Equally crucially, they have simply not performed at the expected level. For all of their attributes, they have been unable to eradicate the weaknesses in their game. In fairness to Evans, he has previously demonstrated a more consistent run of form than his colleagues, when he formed an excellent partnership with Ferdinand in the second half of the 11/12 season. All of his strengths were on display: his composure, an astute reading of the game and confidence in possession.
Since then, despite continuing to show glimpses of his ability, he has never been able to replicate such an encouraging, prolonged run of form. He also has yet to eliminate the individual errors and poor decision-making that occasionally blight his game, encapsulated in that abject defeat to MK Dons in August. He was returning from injury (of course) but it was still a revealing snapshot of his flaws.
It’s difficult to consider any positive attributes of Chris Smalling after the senseless performance he produced at the Etihad.
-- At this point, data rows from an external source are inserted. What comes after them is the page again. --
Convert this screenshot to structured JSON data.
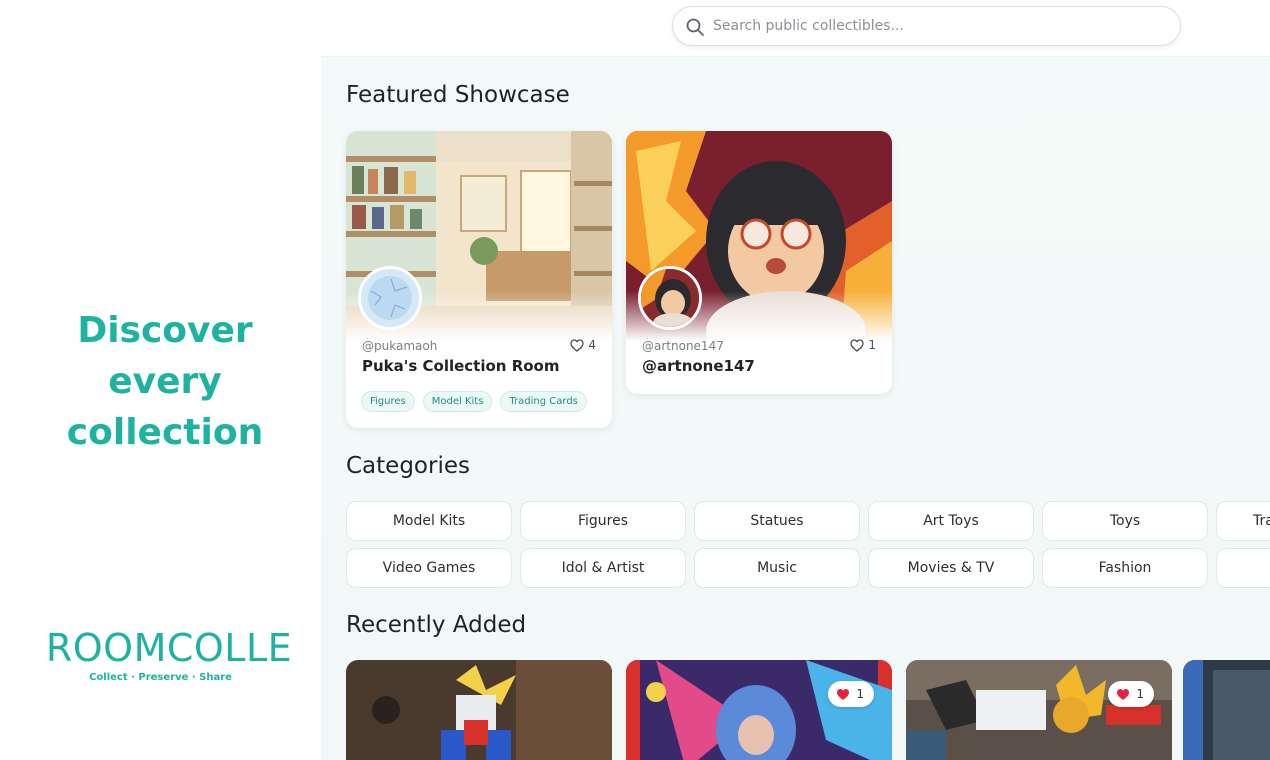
{
  "promo": {
    "tagline_line1": "Discover",
    "tagline_line2": "every",
    "tagline_line3": "collection",
    "logo": "ROOMCOLLE",
    "logo_sub": "Collect · Preserve · Share"
  },
  "search": {
    "placeholder": "Search public collectibles...",
    "value": ""
  },
  "featured": {
    "title": "Featured Showcase",
    "cards": [
      {
        "user": "@pukamaoh",
        "likes": "4",
        "title": "Puka's Collection Room",
        "tags": [
          "Figures",
          "Model Kits",
          "Trading Cards"
        ]
      },
      {
        "user": "@artnone147",
        "likes": "1",
        "title": "@artnone147",
        "tags": []
      }
    ]
  },
  "categories": {
    "title": "Categories",
    "row1": [
      "Model Kits",
      "Figures",
      "Statues",
      "Art Toys",
      "Toys",
      "Tra"
    ],
    "row2": [
      "Video Games",
      "Idol & Artist",
      "Music",
      "Movies & TV",
      "Fashion",
      ""
    ]
  },
  "recent": {
    "title": "Recently Added",
    "items": [
      {
        "likes": ""
      },
      {
        "likes": "1"
      },
      {
        "likes": "1"
      },
      {
        "likes": ""
      }
    ]
  },
  "colors": {
    "brand": "#1eb3a0",
    "heart": "#e5243b"
  }
}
At United, the coaching staff consider him to possess greater football intelligence than Phil Jones, but it was impossible to spot any last weekend.
That aside, he has pace and height and greater positional sense than some of his team-mates. His chief problem is, like Evans, he is liable to produce at least one individual error a match, allied to the fact he often looks afraid of the ball. His panic in possession is a significant problem, particularly under a manager like Van Gaal who requires his defenders to bring the ball forward from the back. His huge potential when he first joined United seems a distant memory – Smalling has merely become a player who ‘can do a job’, a defender whose performances will be occasionally be good, often satisfactory, but never at a consistently high level.
Jones, however, while exhibiting some of the same limitations – a terrible injury record, lapses of concentration – may still forge a future at Old Trafford. He has every attribute needed with pace, strength, confidence in possession and an utter fearlessness, and a face that provides photoshoppers with endless material.
His ability, and obvious promise, makes him the most frustrating of the three players. His tenacity and courage is also his undoing. He impetuously charges into challenges and pounds after the ball as if every match is his last. It’s admirable, but it causes a recklessness in his performances that can often lead to a mistake, or even worse, an injury. There is, as Sir Alex alluded, an excellent footballer in there. It’s whether he can develop as he should do.
He needs to. They all do. At some point, the club will recognise the need to move on. For a club of United’s stature, there is no room to stand still. If the three players cannot elevate their performances to the level required, they will, sooner or later, be discarded. Van Gaal has already demonstrated he won’t dither like Dave, or be a hostage to sentiment, something that perhaps afflicted Ferguson in the final few seasons. He will, without hesitation, make whatever decision is required, no matter how difficult.
It is probable that United will aim to recruit at least one centre-half in the January transfer window, and maybe even another next summer. It’s clear the time for Jones, Evans and Smalling to prove their credentials to Van Gaal is now.
Equally, to flip that on its head, the threat to their United careers has never been more acute.